One of baseball’s strangest on-field incidents in recent years has resulted in a one-game suspension — at least for now.
Rodolfo Castro, the Pittsburgh Pirates infielder who had his cellphone slip out of his pocket as he slid into third base during a game last week, has been suspended for one game by Major League Baseball for a violation of the league’s electronic device policy. He has appealed the suspension and will be allowed to play until his appeal is decided.
He was also fined an undisclosed amount.
“I just really want M.L.B. to hear my version of the story and make sure they understand my heart behind everything,” Castro, 23, told reporters through a Spanish-language interpreter before Tuesday’s home game against the Boston Red Sox. “None of this was intentional, I didn’t mean for any of this to happen.”
The play in question happened in the fourth inning of a game against the Arizona Diamondbacks on Aug. 9, the same day Castro had been called up from Class AAA. Castro, an infielder in his second season with Pittsburgh, slid headfirst into third and had his iPhone slide out of his pocket and onto the infield dirt in Phoenix.
While the play drew a lot of laughs, it also raised the possibility that the phone could have been being used for some illicit reason. Castro insisted at the time that nothing like that had occurred.
“I don’t think there’s any professional ballplayer that would ever go out there with any intentions of taking a cellphone,” he told reporters at the time. “It’s horrible it happened to me. Obviously, it was very unintentional.”
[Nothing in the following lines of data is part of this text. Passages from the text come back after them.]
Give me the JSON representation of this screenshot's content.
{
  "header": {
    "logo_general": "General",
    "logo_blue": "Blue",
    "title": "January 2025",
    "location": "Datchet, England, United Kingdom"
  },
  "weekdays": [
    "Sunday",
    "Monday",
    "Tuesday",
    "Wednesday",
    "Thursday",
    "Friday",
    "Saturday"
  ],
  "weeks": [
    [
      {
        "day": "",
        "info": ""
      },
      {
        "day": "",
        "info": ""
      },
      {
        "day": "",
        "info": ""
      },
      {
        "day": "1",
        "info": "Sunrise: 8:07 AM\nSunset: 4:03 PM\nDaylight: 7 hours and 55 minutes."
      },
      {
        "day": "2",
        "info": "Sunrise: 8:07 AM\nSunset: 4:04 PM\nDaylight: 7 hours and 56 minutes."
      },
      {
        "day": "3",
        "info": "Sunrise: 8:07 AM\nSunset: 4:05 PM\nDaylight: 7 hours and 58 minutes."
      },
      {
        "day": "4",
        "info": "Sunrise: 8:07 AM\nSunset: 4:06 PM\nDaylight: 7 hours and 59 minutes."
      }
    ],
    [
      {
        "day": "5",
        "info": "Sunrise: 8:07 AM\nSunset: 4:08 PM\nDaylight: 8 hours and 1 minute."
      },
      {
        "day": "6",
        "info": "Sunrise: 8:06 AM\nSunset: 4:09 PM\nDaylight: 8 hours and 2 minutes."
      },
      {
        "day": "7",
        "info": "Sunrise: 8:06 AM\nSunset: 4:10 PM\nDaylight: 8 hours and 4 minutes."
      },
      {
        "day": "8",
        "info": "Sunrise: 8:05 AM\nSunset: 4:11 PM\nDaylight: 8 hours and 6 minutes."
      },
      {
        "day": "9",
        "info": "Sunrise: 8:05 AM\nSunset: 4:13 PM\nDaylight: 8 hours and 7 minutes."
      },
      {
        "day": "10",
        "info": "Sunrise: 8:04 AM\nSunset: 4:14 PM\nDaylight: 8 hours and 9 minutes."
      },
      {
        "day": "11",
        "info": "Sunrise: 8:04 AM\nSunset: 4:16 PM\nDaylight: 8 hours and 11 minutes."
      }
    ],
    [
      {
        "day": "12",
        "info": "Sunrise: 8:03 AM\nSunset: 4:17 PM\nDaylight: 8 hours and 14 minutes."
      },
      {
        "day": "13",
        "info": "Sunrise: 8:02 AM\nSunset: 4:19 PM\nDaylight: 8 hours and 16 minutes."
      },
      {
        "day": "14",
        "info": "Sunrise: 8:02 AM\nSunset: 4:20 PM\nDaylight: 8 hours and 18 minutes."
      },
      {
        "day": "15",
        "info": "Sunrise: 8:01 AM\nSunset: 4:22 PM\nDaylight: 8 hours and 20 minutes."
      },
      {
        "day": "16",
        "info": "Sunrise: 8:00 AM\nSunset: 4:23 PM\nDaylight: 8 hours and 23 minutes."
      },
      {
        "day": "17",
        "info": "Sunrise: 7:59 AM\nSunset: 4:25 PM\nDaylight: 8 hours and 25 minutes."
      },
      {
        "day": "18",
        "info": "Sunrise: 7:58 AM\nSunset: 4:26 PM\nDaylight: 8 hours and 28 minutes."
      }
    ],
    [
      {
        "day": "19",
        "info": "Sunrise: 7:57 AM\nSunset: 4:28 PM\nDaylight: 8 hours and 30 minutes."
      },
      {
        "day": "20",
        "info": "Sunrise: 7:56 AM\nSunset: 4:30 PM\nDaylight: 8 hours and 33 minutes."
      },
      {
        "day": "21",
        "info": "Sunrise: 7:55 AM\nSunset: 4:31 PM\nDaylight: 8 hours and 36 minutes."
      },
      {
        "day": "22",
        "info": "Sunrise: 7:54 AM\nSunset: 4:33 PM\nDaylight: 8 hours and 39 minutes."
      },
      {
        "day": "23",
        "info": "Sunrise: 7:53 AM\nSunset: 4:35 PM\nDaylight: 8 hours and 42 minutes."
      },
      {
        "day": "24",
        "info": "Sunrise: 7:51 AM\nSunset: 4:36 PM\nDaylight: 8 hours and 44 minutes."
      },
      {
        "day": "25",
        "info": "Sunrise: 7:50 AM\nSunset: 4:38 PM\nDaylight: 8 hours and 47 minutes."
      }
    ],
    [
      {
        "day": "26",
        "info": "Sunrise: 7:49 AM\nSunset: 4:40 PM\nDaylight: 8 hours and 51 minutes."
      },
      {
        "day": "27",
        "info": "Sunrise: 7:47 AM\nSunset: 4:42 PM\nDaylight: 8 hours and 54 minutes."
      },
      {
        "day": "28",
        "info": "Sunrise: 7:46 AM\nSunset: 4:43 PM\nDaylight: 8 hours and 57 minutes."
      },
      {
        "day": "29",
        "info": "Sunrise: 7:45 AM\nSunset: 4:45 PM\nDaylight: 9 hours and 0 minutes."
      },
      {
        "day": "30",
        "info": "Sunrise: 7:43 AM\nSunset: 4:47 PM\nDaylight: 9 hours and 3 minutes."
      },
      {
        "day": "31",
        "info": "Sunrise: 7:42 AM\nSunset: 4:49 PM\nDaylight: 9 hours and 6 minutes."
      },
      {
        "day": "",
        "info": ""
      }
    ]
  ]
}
M.L.B. has worked to monitor technology use in the game after high-profile incidents in which the Houston Astros had an elaborate sign-stealing scheme that involved use of the video replay room and the Boston Red Sox had a sign-stealing system that used Apple Watches.
While M.L.B. has issued suspensions of various lengths this season, including an 80-game ban of Fernando Tatis Jr. of the San Diego Padres over a positive test for performance-enhancing drugs; a three-game ban for Tommy Pham, then of the Cincinnati Reds, over his having slapped an opponent; and a one-game ban of the Yankees’ Josh Donaldson for disrespectful comments he made to Tim Anderson of the Chicago White Sox, the Castro suspension is somewhat unique as it appears he did not do anything intentionally wrong.
“You stay around the game and you see things you haven’t seen before,” Pirates Manager Derek Shelton told reporters after the incident. “This was just a kid who made a mistake. It’s just one of those things we move forward from and tell him, ‘You can’t do that.’”
Asked about the suspension on Tuesday, Shelton told reporters “we respect M.L.B.’s decision” and did not comment further.